When looking to research industry-leading asset managers, we find further confirmation of our positive outlook on international equities. Additionally, if we point to industry-leading asset manager research, Vanguard16, Research Affiliates17, and GMO18 have an average expectation of about 4% outperformance for international equities per year, over the next 5 to 10 years. Given the headwinds that are facing the U.S. economy, and subsequently U.S. stocks, capital assumptions broadly point to international outperformance.
To further this point, you can look at Research Affiliates’ Asset Allocation Interactive Tool for an expected return analysis. Over the next 10 years, on a real, after-inflation basis, both developed and emerging international equities are set to outperform U.S. equities. Even more jarring than this relationship is the very low return expectation for U.S. large cap stocks, which have topped this chart over the last 10 years.
From a total return perspective, international equities provide a larger average dividend compared to U.S. equities. Not only does this increased cash flow boost returns, it can also smooth volatility with a consistent distribution stream. According to Vanguard (see chart below)16, the dividend yield for non-U.S. securities is nearly double that of U.S. securities, resulting in a stable source of potential outperformance.
How To Size Your Position
We believe in a strategic international allocation based on the global market cap mix.
With all these factors and potential catalysts considered, we are left with one final question: how should advisors and investors be sizing their allocations to international equities?
While in the short term we can experience cyclical underperformance from international (or domestic) equities, for long-term investors, a strategic weighting to a mix of both markets has been empirically shown to provide superior risk-adjusted returns.
This may be difficult to believe based on the key behavioral factor at play here: recency bias.

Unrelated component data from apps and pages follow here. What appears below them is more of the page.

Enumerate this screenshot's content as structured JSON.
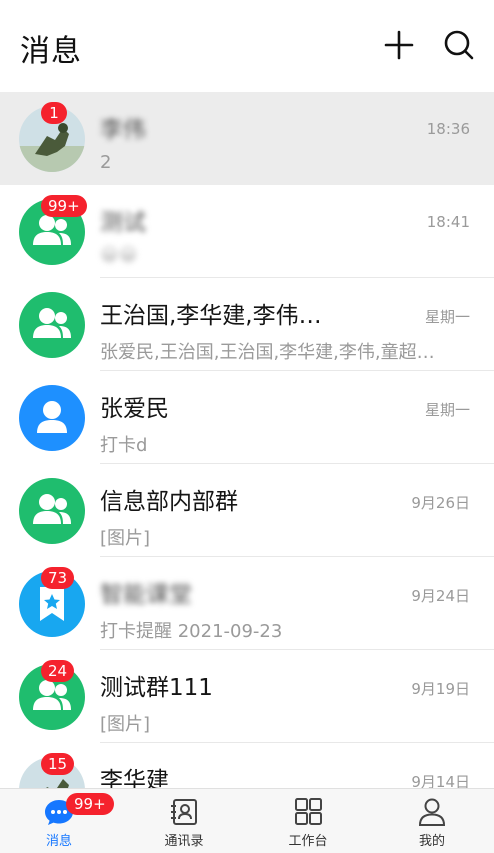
{
  "header": {
    "title": "消息"
  },
  "conversations": [
    {
      "title": "李伟",
      "time": "18:36",
      "subtitle": "2",
      "badge": "1",
      "avatar": "photo-avatar",
      "color": "#c9d7dc"
    },
    {
      "title": "测试",
      "time": "18:41",
      "subtitle": "😀😀",
      "badge": "99+",
      "avatar": "group-icon",
      "color": "#1fbd6e"
    },
    {
      "title": "王治国,李华建,李伟…",
      "time": "星期一",
      "subtitle": "张爱民,王治国,王治国,李华建,李伟,童超…",
      "badge": "",
      "avatar": "group-icon",
      "color": "#1fbd6e"
    },
    {
      "title": "张爱民",
      "time": "星期一",
      "subtitle": "打卡d",
      "badge": "",
      "avatar": "person-icon",
      "color": "#1e90ff"
    },
    {
      "title": "信息部内部群",
      "time": "9月26日",
      "subtitle": "[图片]",
      "badge": "",
      "avatar": "group-icon",
      "color": "#1fbd6e"
    },
    {
      "title": "智能课堂",
      "time": "9月24日",
      "subtitle": "打卡提醒 2021-09-23",
      "badge": "73",
      "avatar": "bookmark-star-icon",
      "color": "#18a7f0"
    },
    {
      "title": "测试群111",
      "time": "9月19日",
      "subtitle": "[图片]",
      "badge": "24",
      "avatar": "group-icon",
      "color": "#1fbd6e"
    },
    {
      "title": "李华建",
      "time": "9月14日",
      "subtitle": "",
      "badge": "15",
      "avatar": "photo-avatar",
      "color": "#c9d7dc"
    }
  ],
  "tabbar": {
    "tabs": [
      {
        "label": "消息",
        "icon": "chat-icon",
        "badge": "99+",
        "active": true
      },
      {
        "label": "通讯录",
        "icon": "contacts-icon",
        "badge": "",
        "active": false
      },
      {
        "label": "工作台",
        "icon": "grid-icon",
        "badge": "",
        "active": false
      },
      {
        "label": "我的",
        "icon": "profile-icon",
        "badge": "",
        "active": false
      }
    ]
  },
  "colors": {
    "accent": "#1677ff",
    "badge": "#f5222d",
    "group_green": "#1fbd6e"
  }
}
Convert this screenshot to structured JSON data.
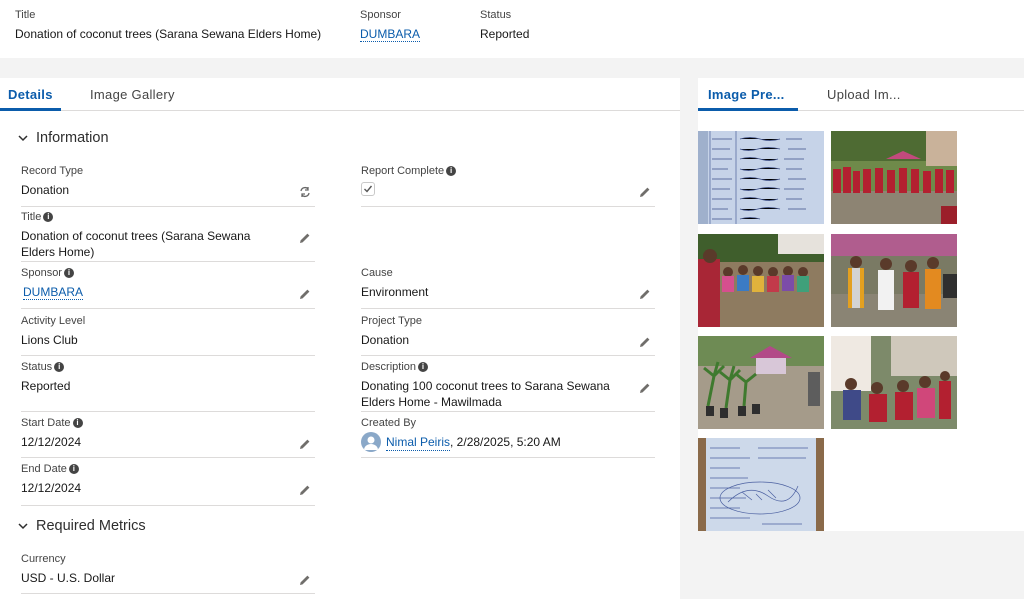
{
  "header": {
    "title_label": "Title",
    "title_value": "Donation of coconut trees (Sarana Sewana Elders Home)",
    "sponsor_label": "Sponsor",
    "sponsor_value": "DUMBARA",
    "status_label": "Status",
    "status_value": "Reported"
  },
  "tabs": {
    "details": "Details",
    "gallery": "Image Gallery"
  },
  "sections": {
    "information": "Information",
    "metrics": "Required Metrics"
  },
  "fields": {
    "record_type": {
      "label": "Record Type",
      "value": "Donation"
    },
    "report_complete": {
      "label": "Report Complete",
      "checked": true
    },
    "title": {
      "label": "Title",
      "value": "Donation of coconut trees (Sarana Sewana Elders Home)"
    },
    "sponsor": {
      "label": "Sponsor",
      "value": "DUMBARA"
    },
    "cause": {
      "label": "Cause",
      "value": "Environment"
    },
    "activity_level": {
      "label": "Activity Level",
      "value": "Lions Club"
    },
    "project_type": {
      "label": "Project Type",
      "value": "Donation"
    },
    "status": {
      "label": "Status",
      "value": "Reported"
    },
    "description": {
      "label": "Description",
      "value": "Donating 100 coconut trees to Sarana Sewana Elders Home - Mawilmada"
    },
    "start_date": {
      "label": "Start Date",
      "value": "12/12/2024"
    },
    "created_by": {
      "label": "Created By",
      "user": "Nimal Peiris",
      "timestamp": ", 2/28/2025, 5:20 AM"
    },
    "end_date": {
      "label": "End Date",
      "value": "12/12/2024"
    },
    "currency": {
      "label": "Currency",
      "value": "USD - U.S. Dollar"
    }
  },
  "right_tabs": {
    "preview": "Image Pre...",
    "upload": "Upload Im..."
  },
  "colors": {
    "brand_blue": "#0b5cab",
    "icon_gray": "#444444",
    "border": "#dddbda"
  }
}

According to Buckingham Strategic Wealth’s Larry Swedroe:
“For many financial advisors, the current run of outperformance for U.S. over international equities has made it increasingly challenging to communicate with clients about the wisdom of diversifying globally. And while the numbers from the last 15 years look bad enough on their own, certain behavioral biases such as recency bias (which can cause people to overweight the importance of recent events over those that occurred farther in the past) and confusing the familiar with the safe (which can lead to U.S. investors downplaying how risky U.S. equities really are) have made international diversification look even worse in the eyes of the investing public.”
In addition to recency favoring U.S. equities, it’s also rather important to understand the source of U.S. outperformance since the 1990s, which has ultimately been due to multiple expansion. As we mentioned earlier, one of the key catalysts to a regime shift in market performance trends could be multiple contraction, which the United States has not, by and large, experienced over the last 30-odd years.

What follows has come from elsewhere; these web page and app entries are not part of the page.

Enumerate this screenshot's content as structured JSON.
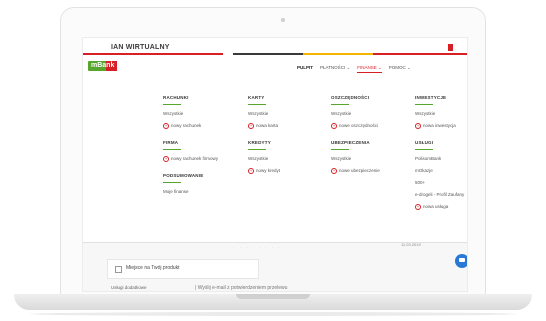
{
  "header": {
    "username": "IAN WIRTUALNY",
    "logo_text": "mBank",
    "stripe_colors": [
      "#d81f26",
      "#58a52d",
      "#3a3a3a",
      "#f2b500",
      "#d81f26"
    ]
  },
  "nav": {
    "items": [
      {
        "label": "PULPIT",
        "state": "active"
      },
      {
        "label": "PŁATNOŚCI ⌄",
        "state": "normal"
      },
      {
        "label": "FINANSE ⌄",
        "state": "current"
      },
      {
        "label": "POMOC ⌄",
        "state": "normal"
      }
    ]
  },
  "menu": {
    "rachunki": {
      "title": "RACHUNKI",
      "all": "Wszystkie",
      "add": "nowy rachunek"
    },
    "karty": {
      "title": "KARTY",
      "all": "Wszystkie",
      "add": "nowa karta"
    },
    "oszczednosci": {
      "title": "OSZCZĘDNOŚCI",
      "all": "Wszystkie",
      "add": "nowe oszczędności"
    },
    "inwestycje": {
      "title": "INWESTYCJE",
      "all": "Wszystkie",
      "add": "nowa inwestycja"
    },
    "firma": {
      "title": "FIRMA",
      "add": "nowy rachunek firmowy"
    },
    "kredyty": {
      "title": "KREDYTY",
      "all": "Wszystkie",
      "add": "nowy kredyt"
    },
    "ubezpieczenia": {
      "title": "UBEZPIECZENIA",
      "all": "Wszystkie",
      "add": "nowe ubezpieczenie"
    },
    "uslugi": {
      "title": "USŁUGI",
      "items": [
        "PolisomBank",
        "mOkazje",
        "500+",
        "e-drogeli - Profil Zaufany"
      ],
      "add": "nowa usługa"
    },
    "podsumowanie": {
      "title": "PODSUMOWANIE",
      "link": "Moje finanse"
    }
  },
  "below": {
    "card_label": "Miejsce na Twój produkt",
    "side_label": "Usługi dodatkowe",
    "mid_text": "| Wyślij e-mail z potwierdzeniem przelewu",
    "date": "11.03.2019"
  }
}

According to AQR’s “International Diversification – Still Not Crazy after All These Years,” the trend of “richening valuations” in the United States has pushed relative valuations to international equities to their highest levels in recent years. AQR’s conclusion? The price that investors have been willing to pay for U.S. fundamentals is likely not repeatable.
“If anything, valuations have a slight tendency to mean revert, at least when they are at extreme levels.”
All this evidence combined brings us back to the original question: How should an international position be sized within portfolios?
With consideration given to the size of the global opportunity set, cyclical performance, optimized volatility management, and headwinds to U.S. markets, we advise the implementation of an allocation to international stocks based on the global equity benchmark. While this allocation is a strategic, or baseline, allocation, there are merits to active tilts around this weighting scheme given changes in fundamental outlook on the global market.